This article will cover how to get visibility of your test coverage in Go. If you’re not comfortable with the basics of testing in Go, please checkout my earlier article aimed at beginners.

Test coverage

Test coverage gives you a high-level overview you how much of your production code was invoked in your tests (e.g. as a percentage), but it can also give you a lower-level view of exactly which lines are invoked or missed. Before we dive deeper into the ‘how’, let’s make sure we understand why we care about test coverage. Test coverage is a terrible metric for evaluating the quality of your tests. Repeat after me:

High test coverage does not imply high-quality tests.

So what’s the purpose of test coverage then?

In my opinion, test coverage serves two purposes:

Firstly, it lets you quickly identify which lines have not been hit by tests. This could indicate that your tests aren’t comprehensive enough: “Oops, this if statement wasn’t tested, but it should have been. Let’s add another test”. However, it could also identify impossible paths in your code: “We’ve already validated this value elsewhere so this can never happen”.

Moreover, paired with a good Continuous Integration setup, you can identify if a change will remove tests prematurely, by warning you when the coverage of your pull request is lower than the base branch.

How to report test coverage in Go

The go tool supplies us with all the tools we need; no third-party solution required:

# Write a "coverprofile" to a filed called coverage.out
go test -coverprofile=coverage.out

# Invoke the 'cover' go tool, and ask it to render the coverprofile file as HTML.
# This should open your default web browser.
go tool cover -html=coverage.out

This shows you exactly how much of each production file was covered, and renders your source code in green if the particular line was covered by the tests, and red otherwise. Type definitions, comments, and other “non-runnable” code are greyed out, as it doesn’t make sense to count these lines as part of our coverage.

Screenshot of coverage rendered as HTML

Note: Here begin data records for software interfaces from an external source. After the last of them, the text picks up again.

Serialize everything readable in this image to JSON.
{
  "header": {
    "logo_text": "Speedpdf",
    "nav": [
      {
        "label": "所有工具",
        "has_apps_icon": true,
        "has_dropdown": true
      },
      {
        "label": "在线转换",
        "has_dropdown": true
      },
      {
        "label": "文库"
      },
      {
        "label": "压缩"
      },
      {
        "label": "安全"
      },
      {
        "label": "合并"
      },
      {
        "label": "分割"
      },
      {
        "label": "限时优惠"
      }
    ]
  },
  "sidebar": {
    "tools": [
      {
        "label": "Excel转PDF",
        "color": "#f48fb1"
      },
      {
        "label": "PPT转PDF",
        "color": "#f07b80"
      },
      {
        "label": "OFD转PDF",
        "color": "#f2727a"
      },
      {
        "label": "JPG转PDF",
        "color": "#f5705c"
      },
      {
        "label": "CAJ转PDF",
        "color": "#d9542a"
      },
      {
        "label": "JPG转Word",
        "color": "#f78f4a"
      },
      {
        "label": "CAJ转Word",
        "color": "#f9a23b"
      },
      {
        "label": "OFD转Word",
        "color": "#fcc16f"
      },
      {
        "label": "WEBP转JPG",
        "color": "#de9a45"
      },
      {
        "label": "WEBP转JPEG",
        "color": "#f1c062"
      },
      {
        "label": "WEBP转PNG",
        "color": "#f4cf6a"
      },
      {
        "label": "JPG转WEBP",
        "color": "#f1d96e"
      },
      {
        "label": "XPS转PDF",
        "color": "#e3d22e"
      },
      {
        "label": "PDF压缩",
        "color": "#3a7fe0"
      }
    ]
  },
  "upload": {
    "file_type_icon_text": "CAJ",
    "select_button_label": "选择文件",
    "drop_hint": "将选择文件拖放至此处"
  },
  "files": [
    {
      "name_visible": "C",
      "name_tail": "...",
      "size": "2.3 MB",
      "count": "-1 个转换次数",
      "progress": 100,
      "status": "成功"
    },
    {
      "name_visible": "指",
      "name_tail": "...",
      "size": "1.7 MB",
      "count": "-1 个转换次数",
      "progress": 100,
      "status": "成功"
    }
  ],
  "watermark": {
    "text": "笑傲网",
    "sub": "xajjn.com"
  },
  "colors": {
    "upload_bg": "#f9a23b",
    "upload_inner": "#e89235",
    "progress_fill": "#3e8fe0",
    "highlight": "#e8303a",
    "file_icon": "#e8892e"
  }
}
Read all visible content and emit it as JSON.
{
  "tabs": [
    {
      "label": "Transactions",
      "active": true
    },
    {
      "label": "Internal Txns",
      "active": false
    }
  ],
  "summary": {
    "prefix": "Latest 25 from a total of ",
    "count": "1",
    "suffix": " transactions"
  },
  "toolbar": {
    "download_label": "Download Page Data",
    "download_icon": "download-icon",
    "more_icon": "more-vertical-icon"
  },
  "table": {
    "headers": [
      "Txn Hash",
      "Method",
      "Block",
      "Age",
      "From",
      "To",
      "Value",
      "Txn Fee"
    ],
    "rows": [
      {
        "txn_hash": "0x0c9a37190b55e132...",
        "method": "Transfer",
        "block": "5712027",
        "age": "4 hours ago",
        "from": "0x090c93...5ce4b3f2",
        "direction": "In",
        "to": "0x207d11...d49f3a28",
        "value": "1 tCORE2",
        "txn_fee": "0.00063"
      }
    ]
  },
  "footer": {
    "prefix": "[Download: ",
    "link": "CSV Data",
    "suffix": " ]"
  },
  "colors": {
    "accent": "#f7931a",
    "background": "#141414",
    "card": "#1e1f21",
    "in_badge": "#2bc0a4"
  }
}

You can also see a report of your coverage report on a per-function basis:

# Running coverage against and requesting
# per-function output
$ go test -coverprofile=coverage.out && go tool cover -func=coverage.out
ok    0.159s    coverage: 87.5% of statements  validURL                  100.0%  populateDefaults          100.0%  validate                  100.0% makeRuntimeConstants      54.5%        Serialize                 60.0%        Deserialize               55.6%        val                       100.0%       WithBreadcrumb            100.0%       makeBreadcrumbs           100.0%       WithUser                  100.0%       WithBugsnagContext        100.0%       WithMetadatum             100.0%       WithMetadata              100.0%       Metadata                  100.0%       initializeMetadataTab     100.0%       updateFromCtx             38.9%       getAttachedContextData    100.0%          Error                     100.0%          Unwrap                    66.7%          Wrap                      100.0%          Wrap                      100.0%          makeStacktrace            100.0%         makeModulePath            66.7%       New                       85.7%       Close                     100.0%       Notify                    75.0%      loop                      100.0%      shutdown                  70.0%      makeReport                100.0%      sendErrorReport           85.7%      makeUnhandled             100.0%      makeSeverity              83.3%      severityReasonType        100.0%      makeExceptions            82.4%      makeJSONApp               100.0%      makeJSONDevice            75.0%      memStats                  84.6%      osVersion                 66.7%      makeNotifier              100.0%      extractLowestBugsnagError 100.0%      guard                     100.0%        StartSession              100.0%        flushSessions             100.0%        publishSessions           82.4%       makeJSONSession           100.0%       makeJSONSessionReport     100.0%       uuidv4                    100.0%
total:                                           (statements)              87.5%

A note on covermode and concurrent programs

go test has a parameter called covermode which tweaks how the Go tool should think about “covering a line”. Basically your options are “lines are either missed or hit” or “let’s count how many times a line is hit”. The former is used by default, and is the least expensive. You can get more of a ‘heatmap’ feature (in the rendered HTML) by setting the -covermode=count, however I recommend taking things a step further to avoid headaches. Namely, use -covermode=atomic to ensure that the lines hit are counted accurately even in concurrent programs.

$ go test -coverprofile=coverage.out -covermode=atomic

This is significantly more expensive, but for most project the additional compute resource is surely negligible.